Rob Carr/Getty Images
Penn State University head football coach Joe Paterno leaves his house on Nov. 9, 2011, in State College, Pennsylvania. Paterno is now under fire for his failure to follow-up on the child abuse report after police were never contacted.
For 23 years, Jerry Sandusky helped well-respected Pennsylvania State head coach, Joe Paterno, lead their football team to victory after victory. For 23 years, Sandusky was a major player in the high-profile world of college sports. Now, he’s been brought low by sex abuse allegations from eight young boys that he allegedly recruited through a charity that he founded to help troubled youth.

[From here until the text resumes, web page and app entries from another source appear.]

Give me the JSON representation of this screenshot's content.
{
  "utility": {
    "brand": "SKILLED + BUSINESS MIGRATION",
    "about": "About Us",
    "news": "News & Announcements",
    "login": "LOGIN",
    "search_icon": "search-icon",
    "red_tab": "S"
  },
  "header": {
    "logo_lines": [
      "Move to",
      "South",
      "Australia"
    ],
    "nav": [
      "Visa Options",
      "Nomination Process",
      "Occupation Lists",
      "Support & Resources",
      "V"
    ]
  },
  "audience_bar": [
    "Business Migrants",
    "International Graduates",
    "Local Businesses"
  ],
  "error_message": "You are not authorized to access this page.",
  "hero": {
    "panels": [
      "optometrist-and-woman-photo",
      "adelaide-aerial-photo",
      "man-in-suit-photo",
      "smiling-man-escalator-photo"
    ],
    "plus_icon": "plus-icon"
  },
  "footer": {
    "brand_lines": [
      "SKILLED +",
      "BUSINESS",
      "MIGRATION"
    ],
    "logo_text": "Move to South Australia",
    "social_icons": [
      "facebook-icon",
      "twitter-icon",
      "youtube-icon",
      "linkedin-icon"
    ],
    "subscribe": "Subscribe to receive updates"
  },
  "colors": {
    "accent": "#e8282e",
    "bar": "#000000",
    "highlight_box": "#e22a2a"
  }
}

According to a Grand Jury report on the case, Sandusky was caught on several different occasions having inappropriate contact with boys. But the instance that could bring down head coach Paterno as well as other officials at Penn State is one in which a graduate assistant allegedly caught Sandusky assaulting a 10-year-old boy at the campus football building. The graduate assistant reported what he saw to Paterno, who called athletic director Tim Curley. Curley and a senior vice president of finance, Gary Schultz, assured the graduate assistant that they’d take care of the matter. The police were never contacted.
Now Curley and Shultz have been charged with failure to report child abuse and perjury before a grand jury. Both men have left their positions at Penn State but are fighting the charges. Grand jury testimony also indicates that Penn State President Graham Spanier also knew of the allegations; now calls for his ouster are mounting.

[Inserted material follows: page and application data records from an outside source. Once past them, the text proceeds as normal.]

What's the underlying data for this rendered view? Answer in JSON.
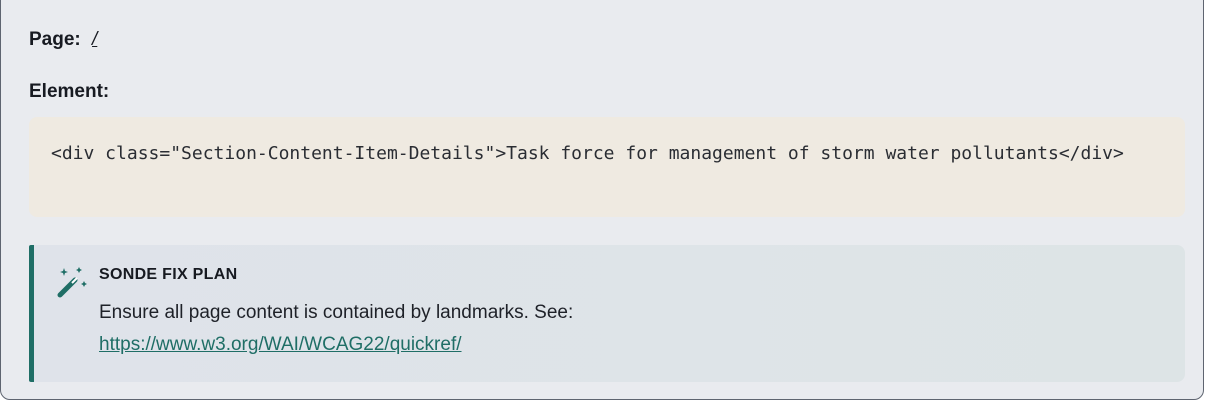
{
  "issue": {
    "page_label": "Page:",
    "page_value": "/",
    "element_label": "Element:",
    "element_code": "<div class=\"Section-Content-Item-Details\">Task force for management of storm water pollutants</div>"
  },
  "fix_plan": {
    "icon": "magic-wand-icon",
    "title": "SONDE FIX PLAN",
    "text": "Ensure all page content is contained by landmarks. See:",
    "link": "https://www.w3.org/WAI/WCAG22/quickref/"
  },
  "colors": {
    "accent": "#1f6e66",
    "card_bg": "#e9ebef",
    "code_bg": "#efeae1"
  }
}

How could these men have ignored something this serious? Is there a psychological element at play? Does the will to win, and to keep the big paydays coming, overwhelm the will to do right by eight young boys? And how does the culture of high-profile sports teams play into this case? As a sports fan how are you feeling about the Penn State scandal? We’ve seen predatory coaches in many sports, so as a parent what can you do to keep your child safe?
Scott Detrow, reporter for WITF in Harrisburg, PA
Casey Cooper, licensed sports psychologist